After I married Biggy, our bedroom became a wrestling-mat-boxing-ring-batting-cage-jungle-gym. And during down-time, it’s study hall, cafeteria, and infirmary.
I just want a 300 sq. ft. space out of the 5000 square feet that comprise our house with basement apartment—one fractional child-free zone. I’ve been clear about my wishes.
So here’s what happened this past weekend:
Biggy took Lo and Jack Man to the Monster Truck Show at the Georgia Dome (I don’t know why!!!) like he does this time every January, and I spent all afternoon and early evening cleaning the house. It wasn’t an entirely unpleasant task; often, scrubbing toilets in peace beats being all-day short-order cook and nurse.
I also got caught up on the laundry so that Sunday I could wash my sheets and blanket, dust and vacuum my room and put on the brand new spread I’d gotten for half-price at Kohl’s after-Christmas sale. I was finally going to replace the dingy, dog-chewed quilt I’ve had since we bought our last VCR.
I had no sooner put the new spread on, sighed with satisfaction over the task completed, and stepped into the closet to find my running shoes when I heard the usual two-step head slaps between Biggy and JackMan followed by, “Way to go, Jack; You got blood on your mom’s new bedspread.”
I went snake-spit-bat-fit-ape-shit. I came out full banshee. I don’t even remember what I said. And if looks could really kill, the two of them would have spontaneously combusted. I ran downstairs and burst into tears over all of it—the bloody spread, the broken handle on the passenger seat of my Beetle, my missing bracelets, the cracked Napoleon Dynamite bobblehead doll…
Georgia came into the sunroom where I stood bawling and asked me what was wrong. I gave her the staccato blubbering version, and she convinced me to go ahead and jog with her. The folly there was that Biggy was, by that time, out working in the front yard, so I had to confront him with my snivel-face. He assured me that they’d spot-cleaned the spread good as new. I was more furious, though, because he wasn’t doing follow-up penance.
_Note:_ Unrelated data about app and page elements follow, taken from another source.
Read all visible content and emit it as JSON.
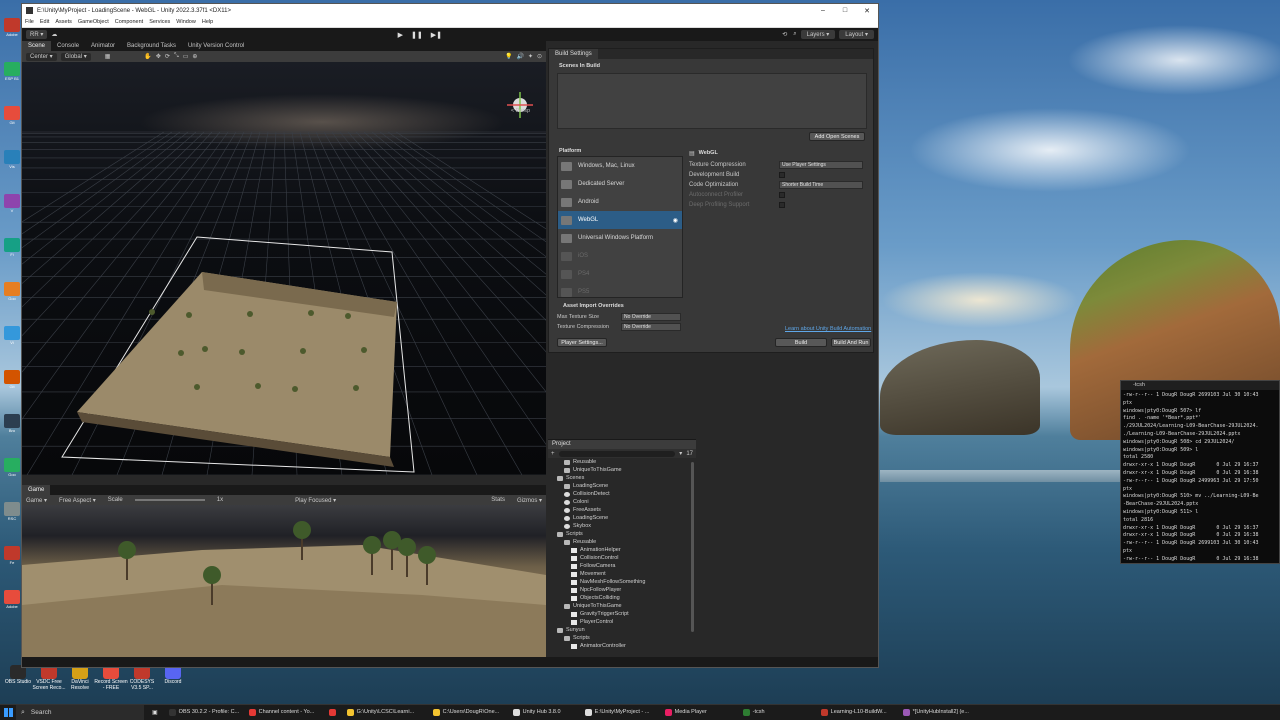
{
  "desktop": {
    "side_icons": [
      "Adobe",
      "ESP B1",
      "Git",
      "Vis",
      "V",
      "Fi",
      "Goo",
      "Vi",
      "Git",
      "Bro",
      "Goo",
      "RSC",
      "Fe",
      "Adobe"
    ],
    "bottom_icons": [
      {
        "label": "OBS Studio",
        "color": "#2a2a2a"
      },
      {
        "label": "VSDC Free Screen Reco...",
        "color": "#c0392b"
      },
      {
        "label": "DaVinci Resolve",
        "color": "#d4a017"
      },
      {
        "label": "Record Screen - FREE",
        "color": "#e74c3c"
      },
      {
        "label": "CODESYS V3.5 SP...",
        "color": "#c0392b"
      },
      {
        "label": "Discord",
        "color": "#5865f2"
      }
    ]
  },
  "unity": {
    "title": "E:\\Unity\\MyProject - LoadingScene - WebGL - Unity 2022.3.37f1 <DX11>",
    "window_controls": [
      "–",
      "□",
      "✕"
    ],
    "menu": [
      "File",
      "Edit",
      "Assets",
      "GameObject",
      "Component",
      "Services",
      "Window",
      "Help"
    ],
    "toolbar": {
      "account": "RR ▾",
      "layers": "Layers ▾",
      "layout": "Layout ▾"
    },
    "scene_tabs": [
      "Scene",
      "Console",
      "Animator",
      "Background Tasks",
      "Unity Version Control"
    ],
    "scene_tools": [
      "Center ▾",
      "Global ▾"
    ],
    "persp_label": "< Persp",
    "game": {
      "tab": "Game",
      "display": "Game ▾",
      "aspect": "Free Aspect ▾",
      "scale_label": "Scale",
      "scale_value": "1x",
      "play_focused": "Play Focused ▾",
      "stats": "Stats",
      "gizmos": "Gizmos ▾"
    },
    "build": {
      "tab": "Build Settings",
      "scenes_in_build": "Scenes In Build",
      "add_open_scenes": "Add Open Scenes",
      "platform_header": "Platform",
      "platforms": [
        {
          "label": "Windows, Mac, Linux",
          "state": "normal"
        },
        {
          "label": "Dedicated Server",
          "state": "normal"
        },
        {
          "label": "Android",
          "state": "normal"
        },
        {
          "label": "WebGL",
          "state": "selected"
        },
        {
          "label": "Universal Windows Platform",
          "state": "normal"
        },
        {
          "label": "iOS",
          "state": "dim"
        },
        {
          "label": "PS4",
          "state": "dim"
        },
        {
          "label": "PS5",
          "state": "dim"
        }
      ],
      "webgl_header": "WebGL",
      "settings": [
        {
          "key": "Texture Compression",
          "value": "Use Player Settings",
          "type": "dropdown"
        },
        {
          "key": "Development Build",
          "value": "",
          "type": "check"
        },
        {
          "key": "Code Optimization",
          "value": "Shorter Build Time",
          "type": "dropdown"
        },
        {
          "key": "Autoconnect Profiler",
          "value": "",
          "type": "check-dim"
        },
        {
          "key": "Deep Profiling Support",
          "value": "",
          "type": "check-dim"
        }
      ],
      "asset_import_overrides": "Asset Import Overrides",
      "max_texture_size": {
        "key": "Max Texture Size",
        "value": "No Override"
      },
      "texture_compression": {
        "key": "Texture Compression",
        "value": "No Override"
      },
      "learn_link": "Learn about Unity Build Automation",
      "player_settings": "Player Settings...",
      "build": "Build",
      "build_and_run": "Build And Run"
    },
    "project": {
      "tab": "Project",
      "count": "17",
      "tree": [
        {
          "label": "Reusable",
          "indent": 2,
          "kind": "folder"
        },
        {
          "label": "UniqueToThisGame",
          "indent": 2,
          "kind": "folder"
        },
        {
          "label": "Scenes",
          "indent": 1,
          "kind": "folder"
        },
        {
          "label": "LoadingScene",
          "indent": 2,
          "kind": "folder"
        },
        {
          "label": "CollisionDetect",
          "indent": 2,
          "kind": "scene"
        },
        {
          "label": "Coloni",
          "indent": 2,
          "kind": "scene"
        },
        {
          "label": "FreeAssets",
          "indent": 2,
          "kind": "scene"
        },
        {
          "label": "LoadingScene",
          "indent": 2,
          "kind": "scene"
        },
        {
          "label": "Skybox",
          "indent": 2,
          "kind": "scene"
        },
        {
          "label": "Scripts",
          "indent": 1,
          "kind": "folder"
        },
        {
          "label": "Reusable",
          "indent": 2,
          "kind": "folder"
        },
        {
          "label": "AnimationHelper",
          "indent": 3,
          "kind": "script"
        },
        {
          "label": "CollisionControl",
          "indent": 3,
          "kind": "script"
        },
        {
          "label": "FollowCamera",
          "indent": 3,
          "kind": "script"
        },
        {
          "label": "Movement",
          "indent": 3,
          "kind": "script"
        },
        {
          "label": "NavMeshFollowSomething",
          "indent": 3,
          "kind": "script"
        },
        {
          "label": "NpcFollowPlayer",
          "indent": 3,
          "kind": "script"
        },
        {
          "label": "ObjectsColliding",
          "indent": 3,
          "kind": "script"
        },
        {
          "label": "UniqueToThisGame",
          "indent": 2,
          "kind": "folder"
        },
        {
          "label": "GravityTriggerScript",
          "indent": 3,
          "kind": "script"
        },
        {
          "label": "PlayerControl",
          "indent": 3,
          "kind": "script"
        },
        {
          "label": "Sunyun",
          "indent": 1,
          "kind": "folder"
        },
        {
          "label": "Scripts",
          "indent": 2,
          "kind": "folder"
        },
        {
          "label": "AnimatorController",
          "indent": 3,
          "kind": "script"
        }
      ]
    }
  },
  "terminal": {
    "title": "-tcsh",
    "lines": [
      "-rw-r--r-- 1 DougR DougR 2699103 Jul 30 10:43",
      "ptx",
      "windows|pty0:DougR 507> lf",
      "find . -name '*Bear*.ppt*'",
      "./29JUL2024/Learning-L09-BearChase-29JUL2024.",
      "./Learning-L09-BearChase-29JUL2024.pptx",
      "windows|pty0:DougR 508> cd 29JUL2024/",
      "windows|pty0:DougR 509> l",
      "total 2580",
      "drwxr-xr-x 1 DougR DougR       0 Jul 29 16:37",
      "drwxr-xr-x 1 DougR DougR       0 Jul 29 16:38",
      "-rw-r--r-- 1 DougR DougR 2499963 Jul 29 17:50",
      "ptx",
      "windows|pty0:DougR 510> mv ../Learning-L09-Be",
      "-BearChase-29JUL2024.pptx",
      "windows|pty0:DougR 511> l",
      "total 2816",
      "drwxr-xr-x 1 DougR DougR       0 Jul 29 16:37",
      "drwxr-xr-x 1 DougR DougR       0 Jul 29 16:38",
      "-rw-r--r-- 1 DougR DougR 2699103 Jul 30 10:43",
      "ptx",
      "-rw-r--r-- 1 DougR DougR       0 Jul 29 16:38",
      "windows|pty0:DougR 512>"
    ]
  },
  "taskbar": {
    "search": "Search",
    "items": [
      {
        "label": "OBS 30.2.2 - Profile: C...",
        "color": "#333"
      },
      {
        "label": "Channel content - Yo...",
        "color": "#e53935"
      },
      {
        "label": "",
        "color": "#e53935"
      },
      {
        "label": "G:\\Unity\\LCSC\\Learni...",
        "color": "#f4c430"
      },
      {
        "label": "C:\\Users\\DougR\\One...",
        "color": "#f4c430"
      },
      {
        "label": "Unity Hub 3.8.0",
        "color": "#ddd"
      },
      {
        "label": "E:\\Unity\\MyProject - ...",
        "color": "#ddd"
      },
      {
        "label": "Media Player",
        "color": "#e91e63"
      },
      {
        "label": "-tcsh",
        "color": "#2e7d32"
      },
      {
        "label": "Learning-L10-BuildW...",
        "color": "#c0392b"
      },
      {
        "label": "*[UnityHubInstall2] (e...",
        "color": "#9b59b6"
      }
    ]
  }
}
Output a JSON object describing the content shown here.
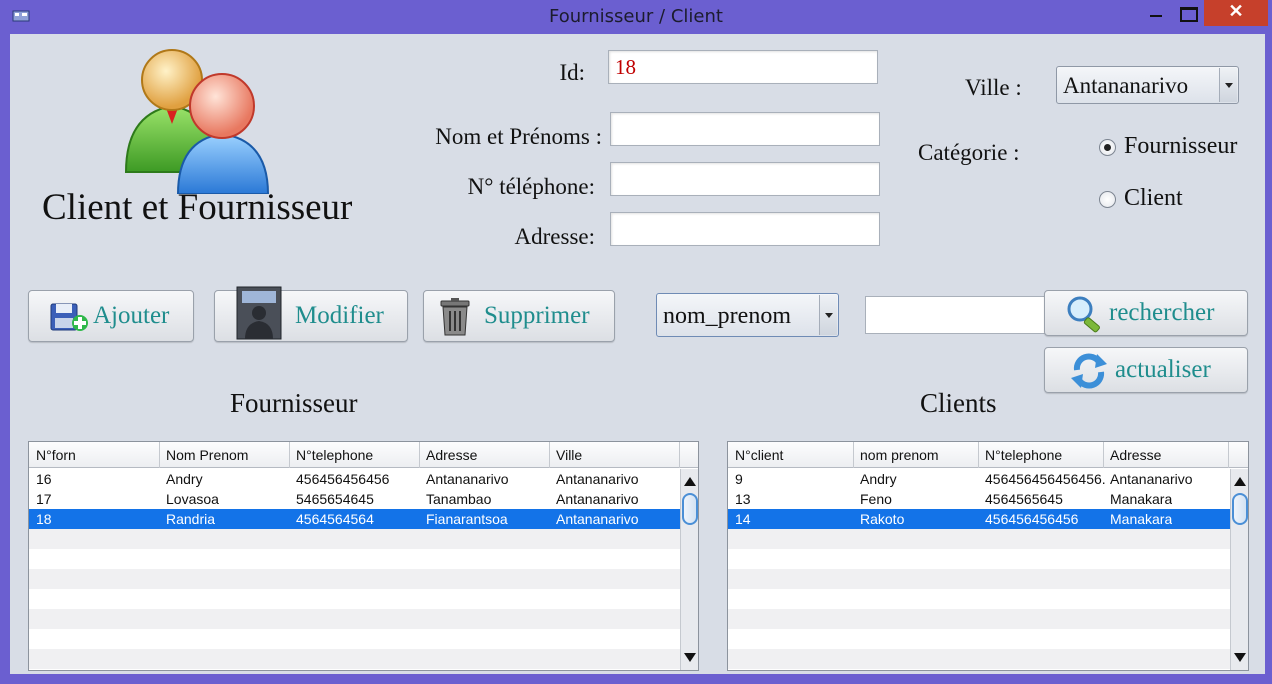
{
  "window": {
    "title": "Fournisseur / Client",
    "close_glyph": "✕"
  },
  "header": {
    "app_title": "Client et Fournisseur",
    "logo_icon": "users-icon"
  },
  "form": {
    "id_label": "Id:",
    "id_value": "18",
    "name_label": "Nom et Prénoms :",
    "name_value": "",
    "phone_label": "N° téléphone:",
    "phone_value": "",
    "address_label": "Adresse:",
    "address_value": "",
    "ville_label": "Ville :",
    "ville_value": "Antananarivo",
    "categorie_label": "Catégorie :",
    "categorie_options": [
      "Fournisseur",
      "Client"
    ],
    "categorie_selected": "Fournisseur"
  },
  "toolbar": {
    "add_label": "Ajouter",
    "edit_label": "Modifier",
    "delete_label": "Supprimer",
    "search_field_value": "nom_prenom",
    "search_text": "",
    "search_label": "rechercher",
    "refresh_label": "actualiser"
  },
  "fournisseur_table": {
    "title": "Fournisseur",
    "columns": [
      "N°forn",
      "Nom Prenom",
      "N°telephone",
      "Adresse",
      "Ville"
    ],
    "rows": [
      [
        "16",
        "Andry",
        "456456456456",
        "Antananarivo",
        "Antananarivo"
      ],
      [
        "17",
        "Lovasoa",
        "5465654645",
        "Tanambao",
        "Antananarivo"
      ],
      [
        "18",
        "Randria",
        "4564564564",
        "Fianarantsoa",
        "Antananarivo"
      ]
    ],
    "selected_row": 2
  },
  "client_table": {
    "title": "Clients",
    "columns": [
      "N°client",
      "nom prenom",
      "N°telephone",
      "Adresse"
    ],
    "rows": [
      [
        "9",
        "Andry",
        "456456456456456...",
        "Antananarivo"
      ],
      [
        "13",
        "Feno",
        "4564565645",
        "Manakara"
      ],
      [
        "14",
        "Rakoto",
        "456456456456",
        "Manakara"
      ]
    ],
    "selected_row": 2
  },
  "colors": {
    "title_bar": "#6b5fd0",
    "panel": "#d8dde6",
    "selection": "#1373e8",
    "button_text": "#1f8d8d",
    "id_text": "#c00000"
  }
}
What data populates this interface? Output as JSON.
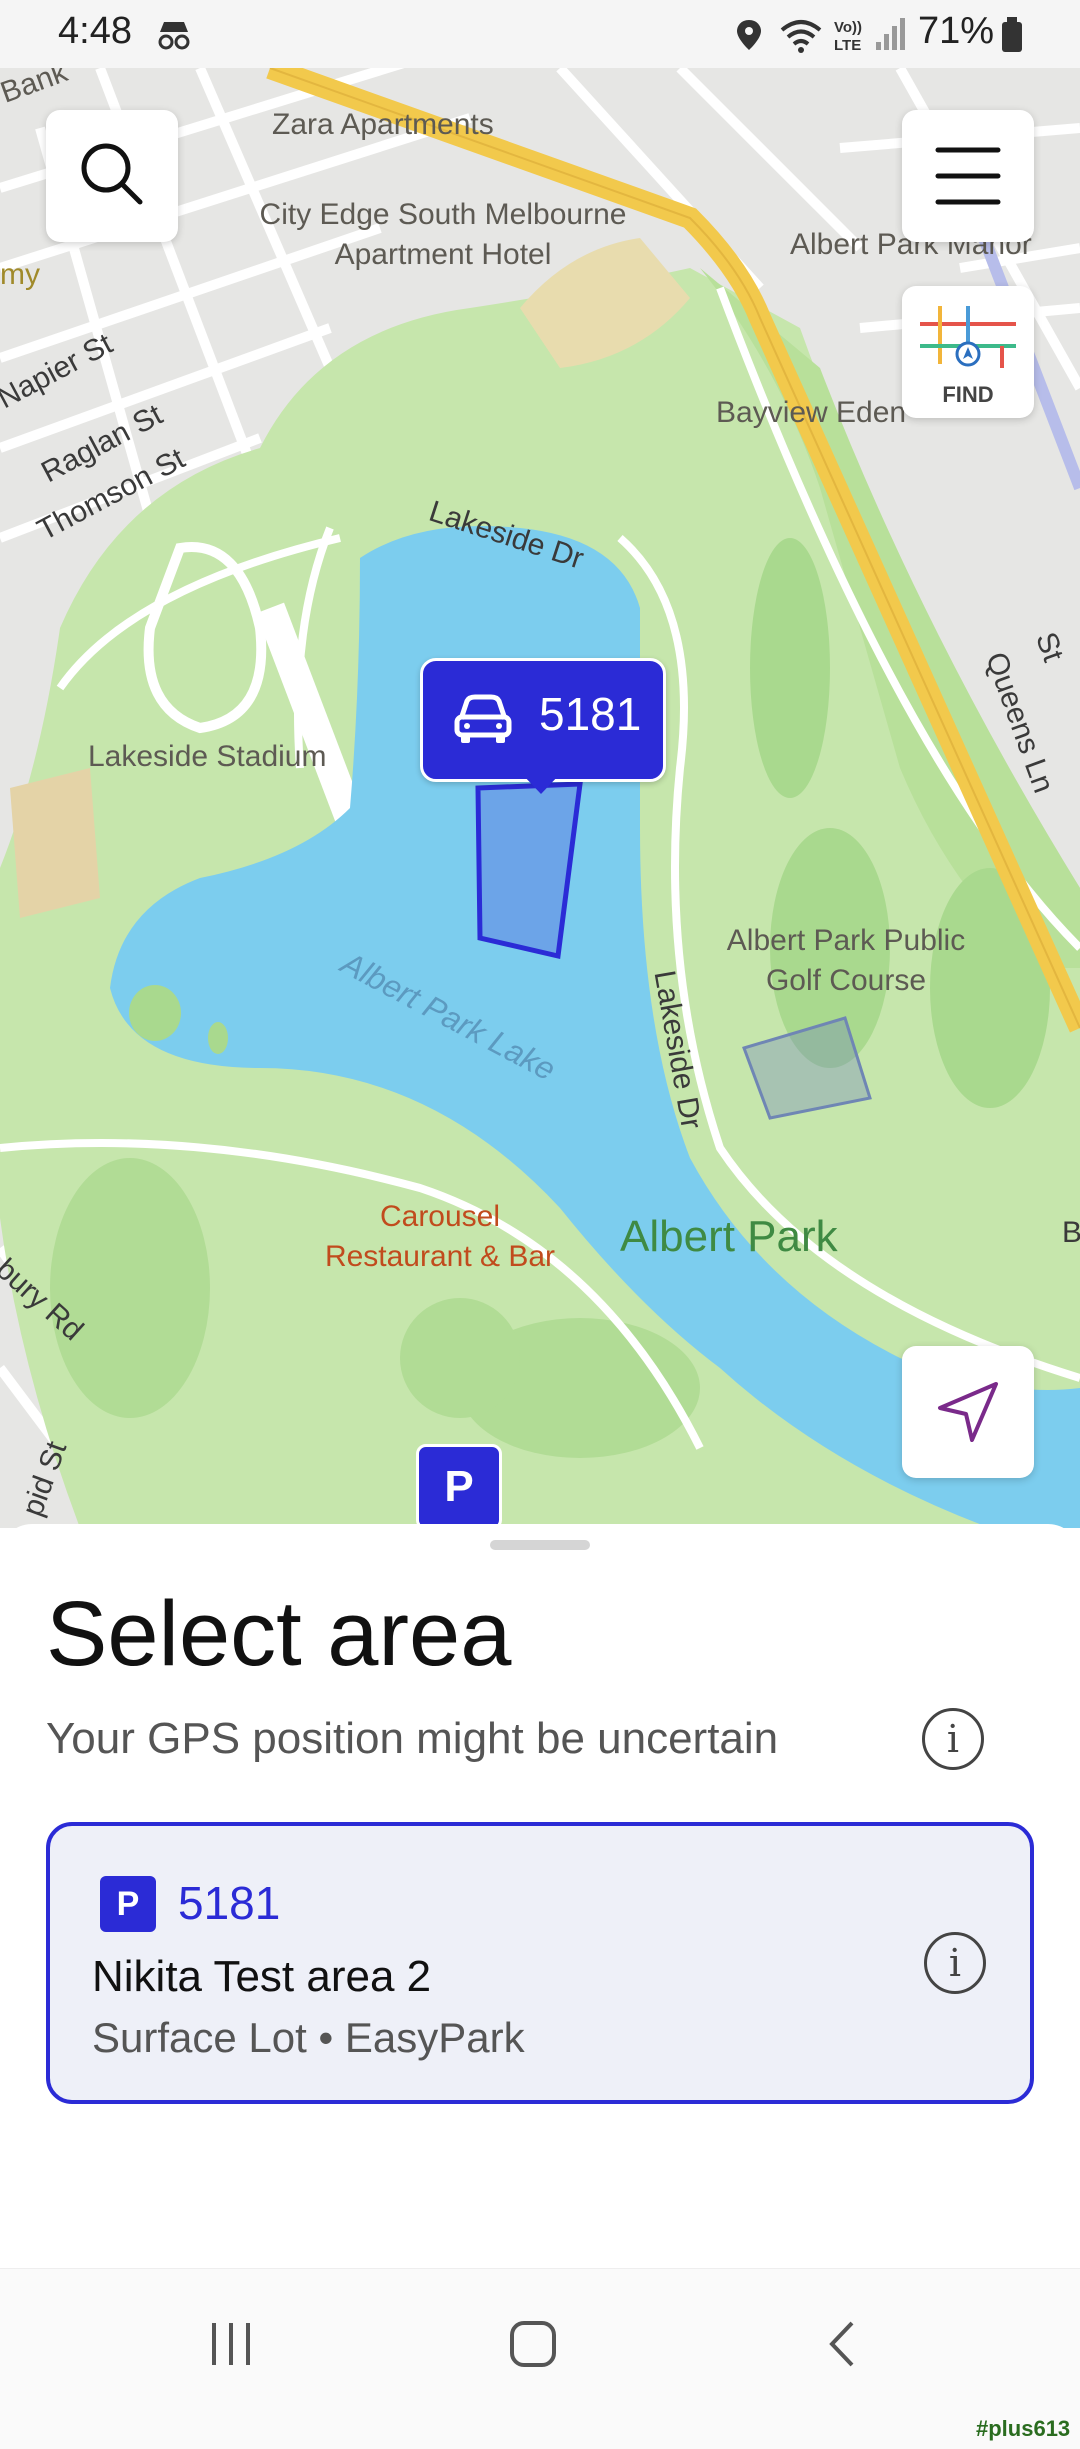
{
  "status_bar": {
    "time": "4:48",
    "battery": "71%",
    "icons": [
      "incognito-icon",
      "location-icon",
      "wifi-icon",
      "volte-icon",
      "signal-icon",
      "battery-icon"
    ]
  },
  "map": {
    "labels": {
      "zara": "Zara Apartments",
      "city_edge_1": "City Edge South Melbourne",
      "city_edge_2": "Apartment Hotel",
      "albert_park_manor": "Albert Park Manor",
      "bayview": "Bayview Eden",
      "lakeside_stadium": "Lakeside Stadium",
      "golf_1": "Albert Park Public",
      "golf_2": "Golf Course",
      "carousel_1": "Carousel",
      "carousel_2": "Restaurant & Bar",
      "albert_park": "Albert Park",
      "lake": "Albert Park Lake",
      "bank": "Bank",
      "my": "my"
    },
    "roads": {
      "napier": "Napier St",
      "raglan": "Raglan St",
      "thomson": "Thomson St",
      "lakeside_top": "Lakeside Dr",
      "lakeside_side": "Lakeside Dr",
      "queens": "Queens Ln",
      "bury": "bury Rd",
      "pid": "pid St",
      "st_right": "St",
      "b_right": "B"
    },
    "find_label": "FIND",
    "marker_code": "5181",
    "parking_pin_label": "P",
    "colors": {
      "water": "#7ccdee",
      "park": "#c6e6ac",
      "park_dark": "#a9d98e",
      "road_major": "#f2c94c",
      "accent": "#2b2bd6"
    }
  },
  "sheet": {
    "title": "Select area",
    "subtitle": "Your GPS position might be uncertain",
    "info_glyph": "i",
    "card": {
      "badge": "P",
      "code": "5181",
      "name": "Nikita Test area 2",
      "meta": "Surface Lot • EasyPark",
      "info_glyph": "i"
    }
  },
  "watermark": "#plus613"
}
I iterated that he was completely missing the point, and I tried to explain, through the tears, exactly what he was missing--until I got sick of his glancing over my head to see if the neighbors were around. Finally, out of words, I scooped up two big armfuls of dirt and mulch and threw them in the front seat of his FJ.
After that, I felt like running.